I guess I am at the do more stage, because I’ve come to see how version control and repositories can help me make real things by improving my organization and my ability to collaborate productively with other people. Organization and collaboration are both things I struggle with.


#11

Late, but having used both I have a slight preference towards Bitbucket.


#12

Pfft, that’s not late. I was late with some of my own replies on a bunch of other threads. You got nothin’ :slight_smile: .

It’s useful to try both and I know that worrying about which was best probably prevented me from just diving in. It seems like a lot of us have, by now–and without sounding too squishy, I think that’s the best way, for anyone wondering which they should use to start.

I’m happy with both–I need to use BitBucket for IFComp etc. projects, because the binary can’t be released publicly, but GitHub’s interface just works for me.


#13

I use both. BitBucket I use for work and I like to use it on any repos I want to keep private (the free private repos is nice). I do prefer GitHub though as I think it’s a bit more feature rich especially when dealing with open source where I’m accepting pull requests or doing public releases (like my work with @AndrewS on Trizbort).

There are a lot of tools that make working with Git easy, especially if you’re not using some of the advanced features, but I prefer the command line git tool.
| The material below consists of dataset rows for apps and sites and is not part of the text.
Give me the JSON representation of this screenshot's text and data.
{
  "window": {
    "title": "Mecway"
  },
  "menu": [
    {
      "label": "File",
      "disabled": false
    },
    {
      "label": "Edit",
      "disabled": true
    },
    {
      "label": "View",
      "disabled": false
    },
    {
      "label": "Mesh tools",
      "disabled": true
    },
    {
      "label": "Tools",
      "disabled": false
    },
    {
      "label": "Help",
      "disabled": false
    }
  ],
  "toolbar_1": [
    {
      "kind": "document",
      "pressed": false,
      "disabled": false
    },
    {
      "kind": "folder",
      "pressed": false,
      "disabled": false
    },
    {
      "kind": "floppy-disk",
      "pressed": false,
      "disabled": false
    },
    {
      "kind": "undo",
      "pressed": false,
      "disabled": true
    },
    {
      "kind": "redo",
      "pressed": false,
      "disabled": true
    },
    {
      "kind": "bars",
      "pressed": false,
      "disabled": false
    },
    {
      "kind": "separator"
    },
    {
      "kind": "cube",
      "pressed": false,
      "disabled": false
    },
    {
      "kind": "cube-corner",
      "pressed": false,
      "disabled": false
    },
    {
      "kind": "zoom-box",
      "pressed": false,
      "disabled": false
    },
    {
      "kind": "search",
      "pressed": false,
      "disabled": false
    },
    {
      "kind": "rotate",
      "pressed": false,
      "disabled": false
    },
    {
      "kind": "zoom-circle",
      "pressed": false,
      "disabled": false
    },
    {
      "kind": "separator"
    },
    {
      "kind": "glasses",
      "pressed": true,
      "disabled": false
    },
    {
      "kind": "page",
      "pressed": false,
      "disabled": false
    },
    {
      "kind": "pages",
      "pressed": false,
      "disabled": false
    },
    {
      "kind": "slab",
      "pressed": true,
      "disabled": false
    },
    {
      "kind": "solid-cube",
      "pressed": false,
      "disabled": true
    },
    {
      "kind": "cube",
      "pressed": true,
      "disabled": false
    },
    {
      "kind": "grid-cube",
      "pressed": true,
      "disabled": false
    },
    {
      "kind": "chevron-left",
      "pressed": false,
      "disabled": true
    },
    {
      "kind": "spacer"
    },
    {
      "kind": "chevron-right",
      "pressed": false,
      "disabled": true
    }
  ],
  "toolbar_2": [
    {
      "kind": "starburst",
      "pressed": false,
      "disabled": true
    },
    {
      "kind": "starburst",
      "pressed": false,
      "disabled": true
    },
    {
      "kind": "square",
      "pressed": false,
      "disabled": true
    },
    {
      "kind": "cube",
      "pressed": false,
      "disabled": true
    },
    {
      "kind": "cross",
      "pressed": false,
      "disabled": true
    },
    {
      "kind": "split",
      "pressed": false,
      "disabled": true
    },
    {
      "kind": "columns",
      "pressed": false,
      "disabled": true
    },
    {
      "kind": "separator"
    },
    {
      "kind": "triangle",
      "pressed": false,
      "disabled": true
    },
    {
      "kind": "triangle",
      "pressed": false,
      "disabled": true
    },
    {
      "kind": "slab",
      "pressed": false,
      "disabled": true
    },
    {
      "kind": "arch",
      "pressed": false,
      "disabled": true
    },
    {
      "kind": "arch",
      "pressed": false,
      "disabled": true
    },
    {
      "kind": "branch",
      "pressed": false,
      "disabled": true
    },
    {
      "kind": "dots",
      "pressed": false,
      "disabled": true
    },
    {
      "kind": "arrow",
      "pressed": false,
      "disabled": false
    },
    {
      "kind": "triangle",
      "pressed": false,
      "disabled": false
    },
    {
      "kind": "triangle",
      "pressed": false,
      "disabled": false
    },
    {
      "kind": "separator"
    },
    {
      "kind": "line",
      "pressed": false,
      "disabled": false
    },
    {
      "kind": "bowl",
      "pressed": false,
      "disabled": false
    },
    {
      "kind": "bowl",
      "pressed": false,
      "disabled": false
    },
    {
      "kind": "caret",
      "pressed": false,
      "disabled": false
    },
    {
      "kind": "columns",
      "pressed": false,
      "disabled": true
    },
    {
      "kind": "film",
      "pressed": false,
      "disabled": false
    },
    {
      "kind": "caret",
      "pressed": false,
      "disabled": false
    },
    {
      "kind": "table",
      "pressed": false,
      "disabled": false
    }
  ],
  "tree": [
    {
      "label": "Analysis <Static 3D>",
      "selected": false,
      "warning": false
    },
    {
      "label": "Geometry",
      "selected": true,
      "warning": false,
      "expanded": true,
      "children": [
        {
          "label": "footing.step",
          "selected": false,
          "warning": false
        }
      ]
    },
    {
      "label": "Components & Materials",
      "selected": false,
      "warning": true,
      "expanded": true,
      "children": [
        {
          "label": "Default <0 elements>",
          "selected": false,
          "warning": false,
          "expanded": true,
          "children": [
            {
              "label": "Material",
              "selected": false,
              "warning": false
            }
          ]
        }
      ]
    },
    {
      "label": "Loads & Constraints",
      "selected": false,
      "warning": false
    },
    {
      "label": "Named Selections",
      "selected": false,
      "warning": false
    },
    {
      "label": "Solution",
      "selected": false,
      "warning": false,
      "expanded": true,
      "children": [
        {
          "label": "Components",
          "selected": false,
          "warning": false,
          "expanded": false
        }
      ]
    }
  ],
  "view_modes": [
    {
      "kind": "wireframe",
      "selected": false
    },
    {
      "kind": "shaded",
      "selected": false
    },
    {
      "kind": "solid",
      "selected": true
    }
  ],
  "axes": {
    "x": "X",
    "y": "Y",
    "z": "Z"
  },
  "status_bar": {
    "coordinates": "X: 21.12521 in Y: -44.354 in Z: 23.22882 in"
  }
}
It easy enough and once you learn it (which didn’t take long to get the basics), gives you tons of power and complete control, something that’s not always easy with the GUI tools.